● **What you will do**
All that is wanted is how many lines in the records below include the string "icon".

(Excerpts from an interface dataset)
BEGIN

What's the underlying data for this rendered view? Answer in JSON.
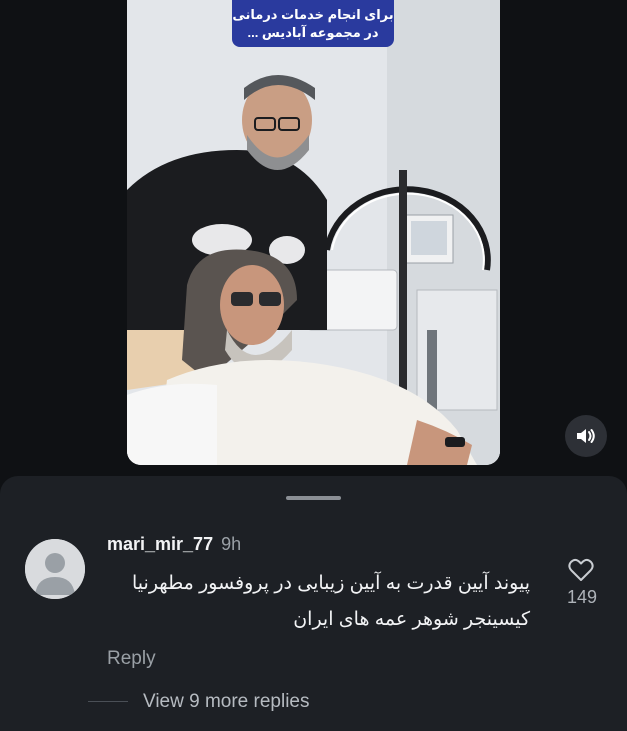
{
  "video": {
    "caption_line1": "برای انجام خدمات درمانی",
    "caption_line2": "در مجموعه آبادیس ...",
    "mute_icon": "speaker-icon"
  },
  "comment": {
    "username": "mari_mir_77",
    "timestamp": "9h",
    "text_line1": "پیوند آیین قدرت به آیین زیبایی در پروفسور مطهرنیا",
    "text_line2": "کیسینجر شوهر عمه های ایران",
    "like_icon": "heart-icon",
    "like_count": "149",
    "reply_label": "Reply",
    "view_replies_label": "View 9 more replies"
  },
  "colors": {
    "background": "#0f1114",
    "sheet": "#1d2025",
    "caption_bg": "#2a3a9e",
    "muted_text": "#9aa0a6"
  }
}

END

● **Response below**
2